[Dataset items]
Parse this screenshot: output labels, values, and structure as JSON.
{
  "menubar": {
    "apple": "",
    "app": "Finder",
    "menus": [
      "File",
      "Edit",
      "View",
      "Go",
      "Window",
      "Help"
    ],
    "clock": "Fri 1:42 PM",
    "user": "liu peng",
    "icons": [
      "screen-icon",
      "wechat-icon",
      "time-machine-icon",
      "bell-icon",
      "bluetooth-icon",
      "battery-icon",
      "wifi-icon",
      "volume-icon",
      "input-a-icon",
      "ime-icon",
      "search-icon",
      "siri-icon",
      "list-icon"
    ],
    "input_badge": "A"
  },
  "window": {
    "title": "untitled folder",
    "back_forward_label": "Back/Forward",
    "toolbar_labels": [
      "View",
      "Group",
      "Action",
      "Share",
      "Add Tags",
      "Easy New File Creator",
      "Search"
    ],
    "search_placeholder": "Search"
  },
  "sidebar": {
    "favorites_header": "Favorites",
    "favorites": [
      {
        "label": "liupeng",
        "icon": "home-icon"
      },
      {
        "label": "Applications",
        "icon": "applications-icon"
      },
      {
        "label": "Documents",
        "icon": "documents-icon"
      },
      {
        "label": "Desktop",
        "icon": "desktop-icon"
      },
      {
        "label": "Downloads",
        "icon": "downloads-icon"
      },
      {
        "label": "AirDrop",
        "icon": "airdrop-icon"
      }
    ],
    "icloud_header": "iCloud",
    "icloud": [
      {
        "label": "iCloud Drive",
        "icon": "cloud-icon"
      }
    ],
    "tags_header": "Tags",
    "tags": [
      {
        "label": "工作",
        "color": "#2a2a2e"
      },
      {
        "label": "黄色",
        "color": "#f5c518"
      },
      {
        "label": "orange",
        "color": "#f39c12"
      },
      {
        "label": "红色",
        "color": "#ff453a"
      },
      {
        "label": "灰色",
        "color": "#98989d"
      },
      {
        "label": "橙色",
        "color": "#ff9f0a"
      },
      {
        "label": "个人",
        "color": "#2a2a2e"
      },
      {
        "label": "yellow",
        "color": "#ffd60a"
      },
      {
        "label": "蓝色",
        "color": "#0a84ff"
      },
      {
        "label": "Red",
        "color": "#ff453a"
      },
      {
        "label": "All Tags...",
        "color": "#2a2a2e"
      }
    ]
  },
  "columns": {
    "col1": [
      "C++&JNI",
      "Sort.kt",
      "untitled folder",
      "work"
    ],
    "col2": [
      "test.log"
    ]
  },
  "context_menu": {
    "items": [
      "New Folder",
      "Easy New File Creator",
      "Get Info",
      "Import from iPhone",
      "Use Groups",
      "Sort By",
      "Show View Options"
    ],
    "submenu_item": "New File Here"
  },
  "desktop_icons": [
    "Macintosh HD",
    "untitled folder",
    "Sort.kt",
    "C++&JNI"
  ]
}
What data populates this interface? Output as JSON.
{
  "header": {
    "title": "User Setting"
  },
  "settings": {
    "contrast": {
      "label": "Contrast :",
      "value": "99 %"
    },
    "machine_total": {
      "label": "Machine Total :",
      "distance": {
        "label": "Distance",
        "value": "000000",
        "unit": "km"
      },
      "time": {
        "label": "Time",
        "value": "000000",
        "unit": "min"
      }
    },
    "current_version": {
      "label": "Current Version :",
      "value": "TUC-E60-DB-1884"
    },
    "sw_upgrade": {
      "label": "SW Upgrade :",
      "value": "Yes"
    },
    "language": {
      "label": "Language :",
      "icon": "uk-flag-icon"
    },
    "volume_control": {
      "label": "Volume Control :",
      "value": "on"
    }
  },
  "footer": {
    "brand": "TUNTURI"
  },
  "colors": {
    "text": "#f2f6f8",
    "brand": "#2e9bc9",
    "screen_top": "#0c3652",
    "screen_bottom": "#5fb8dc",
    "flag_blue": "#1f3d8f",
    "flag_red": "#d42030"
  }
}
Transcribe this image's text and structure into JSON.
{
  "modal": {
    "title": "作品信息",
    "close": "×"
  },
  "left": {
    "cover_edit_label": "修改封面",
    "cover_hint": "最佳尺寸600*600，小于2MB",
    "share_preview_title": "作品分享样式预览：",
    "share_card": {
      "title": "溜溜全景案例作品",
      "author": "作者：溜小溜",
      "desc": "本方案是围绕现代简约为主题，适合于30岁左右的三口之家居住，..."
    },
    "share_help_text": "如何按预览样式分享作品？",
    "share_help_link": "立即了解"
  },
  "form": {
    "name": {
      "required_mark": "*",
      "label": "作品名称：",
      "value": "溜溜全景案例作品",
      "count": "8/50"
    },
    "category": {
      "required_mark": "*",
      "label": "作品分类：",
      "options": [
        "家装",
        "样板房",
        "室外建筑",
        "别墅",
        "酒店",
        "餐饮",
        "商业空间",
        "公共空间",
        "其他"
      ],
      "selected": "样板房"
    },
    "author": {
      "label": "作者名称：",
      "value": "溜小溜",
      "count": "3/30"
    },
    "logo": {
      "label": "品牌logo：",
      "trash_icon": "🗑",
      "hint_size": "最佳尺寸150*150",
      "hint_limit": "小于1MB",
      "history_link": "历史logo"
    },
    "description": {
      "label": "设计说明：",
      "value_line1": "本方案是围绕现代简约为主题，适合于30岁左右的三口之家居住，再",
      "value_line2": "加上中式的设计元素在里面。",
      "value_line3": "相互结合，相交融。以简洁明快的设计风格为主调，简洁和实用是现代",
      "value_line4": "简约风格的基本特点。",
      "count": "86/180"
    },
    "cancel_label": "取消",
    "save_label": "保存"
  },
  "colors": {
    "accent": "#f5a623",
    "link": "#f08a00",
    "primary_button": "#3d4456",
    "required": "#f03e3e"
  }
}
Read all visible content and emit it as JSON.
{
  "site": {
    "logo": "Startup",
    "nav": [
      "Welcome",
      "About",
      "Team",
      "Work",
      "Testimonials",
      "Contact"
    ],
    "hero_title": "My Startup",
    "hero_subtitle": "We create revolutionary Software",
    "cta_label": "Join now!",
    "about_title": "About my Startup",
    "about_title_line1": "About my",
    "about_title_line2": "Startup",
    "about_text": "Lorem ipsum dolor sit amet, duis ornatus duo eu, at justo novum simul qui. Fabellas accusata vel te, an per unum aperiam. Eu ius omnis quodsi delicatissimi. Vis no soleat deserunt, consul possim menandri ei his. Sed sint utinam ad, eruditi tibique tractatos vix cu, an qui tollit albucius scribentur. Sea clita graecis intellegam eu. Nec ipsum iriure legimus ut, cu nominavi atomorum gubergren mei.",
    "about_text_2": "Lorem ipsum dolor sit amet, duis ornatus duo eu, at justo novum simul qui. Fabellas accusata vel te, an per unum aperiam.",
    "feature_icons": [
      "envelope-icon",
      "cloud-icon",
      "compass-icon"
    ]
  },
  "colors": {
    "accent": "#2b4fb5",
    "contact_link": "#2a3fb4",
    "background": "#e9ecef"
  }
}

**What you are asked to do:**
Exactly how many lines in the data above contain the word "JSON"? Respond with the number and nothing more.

**Expected answer:**
4